Leaders of American Jewish organizations lauded today the results of Israel’s national election as providing another demonstration of the democratic process at work in Israel.
Rabbi Joseph P. Sternstein, president of the Zionist Organization of America, declared that the ZOA “wholeheartedly endorsed” the call for a national unity government by Likud. Adding that the ZOA has long been an advocate of such a government, Sternstein urged the American Jewish community “to give every encouragement to the people of Israel to close ranks and bring about national unity to withstand pressures that would force Israel to make sacrifices without the attainment of a full and lasting peace.”
The United Zionists-Revisionists declared that as an “affiliate of the Likud in the United States,” it saluted Likud leader Menachem Beigin and his parliamentary colleagues” in this glorious hour of victory.” Asserting that “the socialist Labor Party has been defeated and its policies rejected” after more than three decades, the Revisionists said” a change of administration was necessary to restore stability and direction to a country beset by scandal, a vacillating foreign policy and an uncontrolled economy.”
Rabbi Alexander Schindler, president of the Conference of Presidents of Major American Jewish Organizations, said the Presidents Conference congratulated Israel’s leaders and pledged to give them “the support and commitment that the American Jewish community has given since the day the Jewish State was born.” Schindler added that “as new leaders take the helm” in Israel, “we renew the sense of unity and identification that form the indissoluble ties that bind American Jewry with the people of Israel.”

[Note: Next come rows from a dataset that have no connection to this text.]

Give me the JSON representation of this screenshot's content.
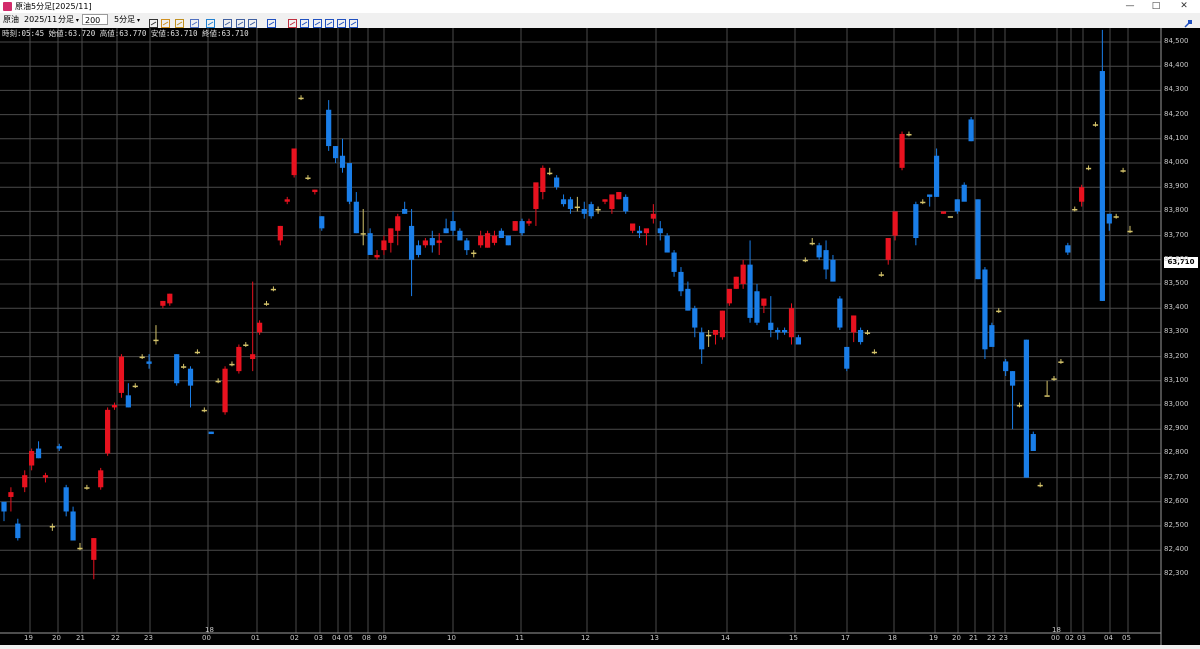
{
  "window": {
    "title": "原油5分足[2025/11]",
    "minimize": "—",
    "maximize": "□",
    "close": "✕"
  },
  "toolbar": {
    "symbol": "原油",
    "contract": "2025/11",
    "period_select": "分足",
    "count_value": "200",
    "interval_select": "5分足",
    "icons": [
      "cursor-icon",
      "hand-icon",
      "pencil-icon",
      "eraser-icon",
      "globe-icon",
      "window-icon",
      "grid-icon",
      "table-icon",
      "bar-chart-icon",
      "cross-chart-icon",
      "chart-icon-1",
      "chart-icon-2",
      "chart-icon-3",
      "chart-icon-4",
      "refresh-icon"
    ],
    "pin_icon": "pin-icon"
  },
  "info_line": "時刻:05:45 始値:63.720 高値:63.770 安値:63.710 終値:63.710",
  "colors": {
    "up": "#e8121f",
    "down": "#1a7ee8",
    "background": "#000000",
    "grid": "#4a4a4a",
    "doji": "#d4c36a"
  },
  "chart_data": {
    "type": "candlestick",
    "y_ticks": [
      "84,500",
      "84,400",
      "84,300",
      "84,200",
      "84,100",
      "84,000",
      "83,900",
      "83,800",
      "83,700",
      "83,600",
      "83,500",
      "83,400",
      "83,300",
      "83,200",
      "83,100",
      "83,000",
      "82,900",
      "82,800",
      "82,700",
      "82,600",
      "82,500",
      "82,400",
      "82,300"
    ],
    "ylim": [
      82.26,
      84.63
    ],
    "last_price": "63,710",
    "x_ticks": [
      "19",
      "20",
      "21",
      "22",
      "23",
      "00",
      "01",
      "02",
      "03",
      "04",
      "05",
      "08",
      "09",
      "10",
      "11",
      "12",
      "13",
      "14",
      "15",
      "17",
      "18",
      "19",
      "20",
      "21",
      "22",
      "23",
      "00",
      "02",
      "03",
      "04",
      "05"
    ],
    "x_marks": [
      "18",
      "18"
    ],
    "candles": [
      [
        82.6,
        82.58,
        82.52,
        82.56
      ],
      [
        82.62,
        82.66,
        82.56,
        82.64
      ],
      [
        82.51,
        82.53,
        82.44,
        82.45
      ],
      [
        82.66,
        82.73,
        82.64,
        82.71
      ],
      [
        82.75,
        82.82,
        82.73,
        82.81
      ],
      [
        82.82,
        82.85,
        82.78,
        82.78
      ],
      [
        82.7,
        82.72,
        82.68,
        82.71
      ],
      [
        82.5,
        82.51,
        82.48,
        82.5
      ],
      [
        82.83,
        82.84,
        82.81,
        82.82
      ],
      [
        82.66,
        82.67,
        82.54,
        82.56
      ],
      [
        82.56,
        82.58,
        82.44,
        82.44
      ],
      [
        82.41,
        82.43,
        82.4,
        82.41
      ],
      [
        82.66,
        82.67,
        82.65,
        82.66
      ],
      [
        82.36,
        82.45,
        82.28,
        82.45
      ],
      [
        82.66,
        82.74,
        82.65,
        82.73
      ],
      [
        82.8,
        82.99,
        82.79,
        82.98
      ],
      [
        82.99,
        83.01,
        82.98,
        83.0
      ],
      [
        83.05,
        83.21,
        83.03,
        83.2
      ],
      [
        83.04,
        83.09,
        82.99,
        82.99
      ],
      [
        83.08,
        83.09,
        83.07,
        83.08
      ],
      [
        83.2,
        83.21,
        83.19,
        83.2
      ],
      [
        83.18,
        83.21,
        83.15,
        83.17
      ],
      [
        83.27,
        83.33,
        83.25,
        83.27
      ],
      [
        83.41,
        83.43,
        83.4,
        83.43
      ],
      [
        83.42,
        83.46,
        83.41,
        83.46
      ],
      [
        83.21,
        83.21,
        83.08,
        83.09
      ],
      [
        83.16,
        83.17,
        83.15,
        83.16
      ],
      [
        83.15,
        83.16,
        82.99,
        83.08
      ],
      [
        83.22,
        83.23,
        83.21,
        83.22
      ],
      [
        82.98,
        82.99,
        82.97,
        82.98
      ],
      [
        82.89,
        82.89,
        82.88,
        82.88
      ],
      [
        83.1,
        83.11,
        83.09,
        83.1
      ],
      [
        82.97,
        83.16,
        82.96,
        83.15
      ],
      [
        83.17,
        83.18,
        83.16,
        83.17
      ],
      [
        83.14,
        83.25,
        83.13,
        83.24
      ],
      [
        83.25,
        83.26,
        83.24,
        83.25
      ],
      [
        83.19,
        83.51,
        83.14,
        83.21
      ],
      [
        83.3,
        83.35,
        83.29,
        83.34
      ],
      [
        83.42,
        83.43,
        83.41,
        83.42
      ],
      [
        83.48,
        83.49,
        83.47,
        83.48
      ],
      [
        83.68,
        83.74,
        83.66,
        83.74
      ],
      [
        83.84,
        83.86,
        83.83,
        83.85
      ],
      [
        83.95,
        84.06,
        83.94,
        84.06
      ],
      [
        84.27,
        84.28,
        84.26,
        84.27
      ],
      [
        83.94,
        83.95,
        83.93,
        83.94
      ],
      [
        83.88,
        83.89,
        83.87,
        83.89
      ],
      [
        83.78,
        83.78,
        83.72,
        83.73
      ],
      [
        84.22,
        84.26,
        84.05,
        84.07
      ],
      [
        84.07,
        84.07,
        84.0,
        84.02
      ],
      [
        84.03,
        84.1,
        83.96,
        83.98
      ],
      [
        84.0,
        84.0,
        83.83,
        83.84
      ],
      [
        83.84,
        83.88,
        83.71,
        83.71
      ],
      [
        83.71,
        83.81,
        83.66,
        83.71
      ],
      [
        83.71,
        83.73,
        83.62,
        83.62
      ],
      [
        83.61,
        83.64,
        83.6,
        83.62
      ],
      [
        83.64,
        83.7,
        83.62,
        83.68
      ],
      [
        83.67,
        83.73,
        83.63,
        83.73
      ],
      [
        83.72,
        83.79,
        83.66,
        83.78
      ],
      [
        83.81,
        83.84,
        83.79,
        83.79
      ],
      [
        83.74,
        83.81,
        83.45,
        83.6
      ],
      [
        83.66,
        83.68,
        83.61,
        83.62
      ],
      [
        83.66,
        83.69,
        83.65,
        83.68
      ],
      [
        83.69,
        83.72,
        83.63,
        83.66
      ],
      [
        83.67,
        83.71,
        83.62,
        83.68
      ],
      [
        83.73,
        83.77,
        83.71,
        83.71
      ],
      [
        83.76,
        83.8,
        83.7,
        83.72
      ],
      [
        83.72,
        83.73,
        83.7,
        83.68
      ],
      [
        83.68,
        83.69,
        83.62,
        83.64
      ],
      [
        83.63,
        83.64,
        83.61,
        83.63
      ],
      [
        83.66,
        83.72,
        83.65,
        83.7
      ],
      [
        83.65,
        83.72,
        83.65,
        83.71
      ],
      [
        83.67,
        83.72,
        83.66,
        83.7
      ],
      [
        83.72,
        83.73,
        83.69,
        83.69
      ],
      [
        83.7,
        83.7,
        83.66,
        83.66
      ],
      [
        83.72,
        83.76,
        83.72,
        83.76
      ],
      [
        83.76,
        83.77,
        83.7,
        83.71
      ],
      [
        83.75,
        83.77,
        83.74,
        83.76
      ],
      [
        83.81,
        83.89,
        83.74,
        83.92
      ],
      [
        83.88,
        83.99,
        83.85,
        83.98
      ],
      [
        83.96,
        83.98,
        83.95,
        83.96
      ],
      [
        83.94,
        83.95,
        83.89,
        83.9
      ],
      [
        83.85,
        83.87,
        83.82,
        83.83
      ],
      [
        83.85,
        83.86,
        83.79,
        83.81
      ],
      [
        83.82,
        83.86,
        83.8,
        83.82
      ],
      [
        83.81,
        83.84,
        83.77,
        83.79
      ],
      [
        83.83,
        83.84,
        83.77,
        83.78
      ],
      [
        83.81,
        83.82,
        83.79,
        83.81
      ],
      [
        83.84,
        83.85,
        83.83,
        83.85
      ],
      [
        83.81,
        83.87,
        83.79,
        83.87
      ],
      [
        83.85,
        83.88,
        83.85,
        83.88
      ],
      [
        83.86,
        83.87,
        83.79,
        83.8
      ],
      [
        83.72,
        83.75,
        83.71,
        83.75
      ],
      [
        83.72,
        83.74,
        83.69,
        83.71
      ],
      [
        83.71,
        83.72,
        83.66,
        83.73
      ],
      [
        83.77,
        83.83,
        83.75,
        83.79
      ],
      [
        83.73,
        83.76,
        83.68,
        83.71
      ],
      [
        83.7,
        83.71,
        83.63,
        83.63
      ],
      [
        83.63,
        83.64,
        83.53,
        83.55
      ],
      [
        83.55,
        83.57,
        83.45,
        83.47
      ],
      [
        83.48,
        83.51,
        83.39,
        83.39
      ],
      [
        83.4,
        83.41,
        83.28,
        83.32
      ],
      [
        83.3,
        83.32,
        83.17,
        83.23
      ],
      [
        83.29,
        83.31,
        83.24,
        83.29
      ],
      [
        83.29,
        83.31,
        83.25,
        83.31
      ],
      [
        83.28,
        83.39,
        83.27,
        83.39
      ],
      [
        83.42,
        83.44,
        83.41,
        83.48
      ],
      [
        83.48,
        83.53,
        83.48,
        83.53
      ],
      [
        83.5,
        83.6,
        83.48,
        83.58
      ],
      [
        83.58,
        83.68,
        83.34,
        83.36
      ],
      [
        83.47,
        83.5,
        83.33,
        83.34
      ],
      [
        83.41,
        83.44,
        83.38,
        83.44
      ],
      [
        83.34,
        83.45,
        83.28,
        83.31
      ],
      [
        83.31,
        83.32,
        83.27,
        83.3
      ],
      [
        83.31,
        83.32,
        83.29,
        83.3
      ],
      [
        83.28,
        83.42,
        83.25,
        83.4
      ],
      [
        83.28,
        83.29,
        83.25,
        83.25
      ],
      [
        83.6,
        83.61,
        83.59,
        83.6
      ],
      [
        83.67,
        83.69,
        83.66,
        83.67
      ],
      [
        83.66,
        83.67,
        83.6,
        83.61
      ],
      [
        83.64,
        83.68,
        83.52,
        83.56
      ],
      [
        83.6,
        83.62,
        83.51,
        83.51
      ],
      [
        83.44,
        83.45,
        83.31,
        83.32
      ],
      [
        83.24,
        83.24,
        83.14,
        83.15
      ],
      [
        83.3,
        83.37,
        83.26,
        83.37
      ],
      [
        83.31,
        83.32,
        83.25,
        83.26
      ],
      [
        83.3,
        83.31,
        83.29,
        83.3
      ],
      [
        83.22,
        83.23,
        83.21,
        83.22
      ],
      [
        83.54,
        83.55,
        83.53,
        83.54
      ],
      [
        83.6,
        83.69,
        83.58,
        83.69
      ],
      [
        83.7,
        83.8,
        83.68,
        83.8
      ],
      [
        83.98,
        84.13,
        83.97,
        84.12
      ],
      [
        84.12,
        84.13,
        84.11,
        84.12
      ],
      [
        83.83,
        83.84,
        83.66,
        83.69
      ],
      [
        83.84,
        83.85,
        83.83,
        83.84
      ],
      [
        83.87,
        83.87,
        83.82,
        83.86
      ],
      [
        84.03,
        84.06,
        83.86,
        83.86
      ],
      [
        83.79,
        83.8,
        83.79,
        83.8
      ],
      [
        83.78,
        83.78,
        83.78,
        83.78
      ],
      [
        83.85,
        83.85,
        83.79,
        83.8
      ],
      [
        83.91,
        83.92,
        83.87,
        83.84
      ],
      [
        84.18,
        84.19,
        84.09,
        84.09
      ],
      [
        83.85,
        83.85,
        83.52,
        83.52
      ],
      [
        83.56,
        83.57,
        83.19,
        83.23
      ],
      [
        83.33,
        83.34,
        83.26,
        83.24
      ],
      [
        83.39,
        83.4,
        83.38,
        83.39
      ],
      [
        83.18,
        83.19,
        83.12,
        83.14
      ],
      [
        83.14,
        83.14,
        82.9,
        83.08
      ],
      [
        83.0,
        83.01,
        82.99,
        83.0
      ],
      [
        83.27,
        83.27,
        82.7,
        82.7
      ],
      [
        82.88,
        82.89,
        82.81,
        82.81
      ],
      [
        82.67,
        82.68,
        82.66,
        82.67
      ],
      [
        83.04,
        83.04,
        83.1,
        83.04
      ],
      [
        83.11,
        83.12,
        83.1,
        83.11
      ],
      [
        83.18,
        83.19,
        83.17,
        83.18
      ],
      [
        83.66,
        83.67,
        83.62,
        83.63
      ],
      [
        83.81,
        83.82,
        83.8,
        83.81
      ],
      [
        83.84,
        83.91,
        83.82,
        83.9
      ],
      [
        83.98,
        83.99,
        83.97,
        83.98
      ],
      [
        84.16,
        84.17,
        84.15,
        84.16
      ],
      [
        84.38,
        84.55,
        83.43,
        83.43
      ],
      [
        83.79,
        83.79,
        83.72,
        83.75
      ],
      [
        83.78,
        83.79,
        83.77,
        83.78
      ],
      [
        83.97,
        83.98,
        83.96,
        83.97
      ],
      [
        83.72,
        83.74,
        83.71,
        83.72
      ]
    ]
  }
}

Rabbi Arthur Hertzberg, American Jewish Congress President, said the apparent decision of Israeli voters to change political leadership was made “freely and peacefully–in sharp contrast to the purges and coups that have marked political change among Israel’s Arab neighbors.” Richard Maass, American Jewish Committee President, called the emergence of the Likud as Israel’s leading party an expression of the “democratic process at work” and expressed confidence that the Jews of Israel would now “close ranks” and continue in a unified way their search for peace.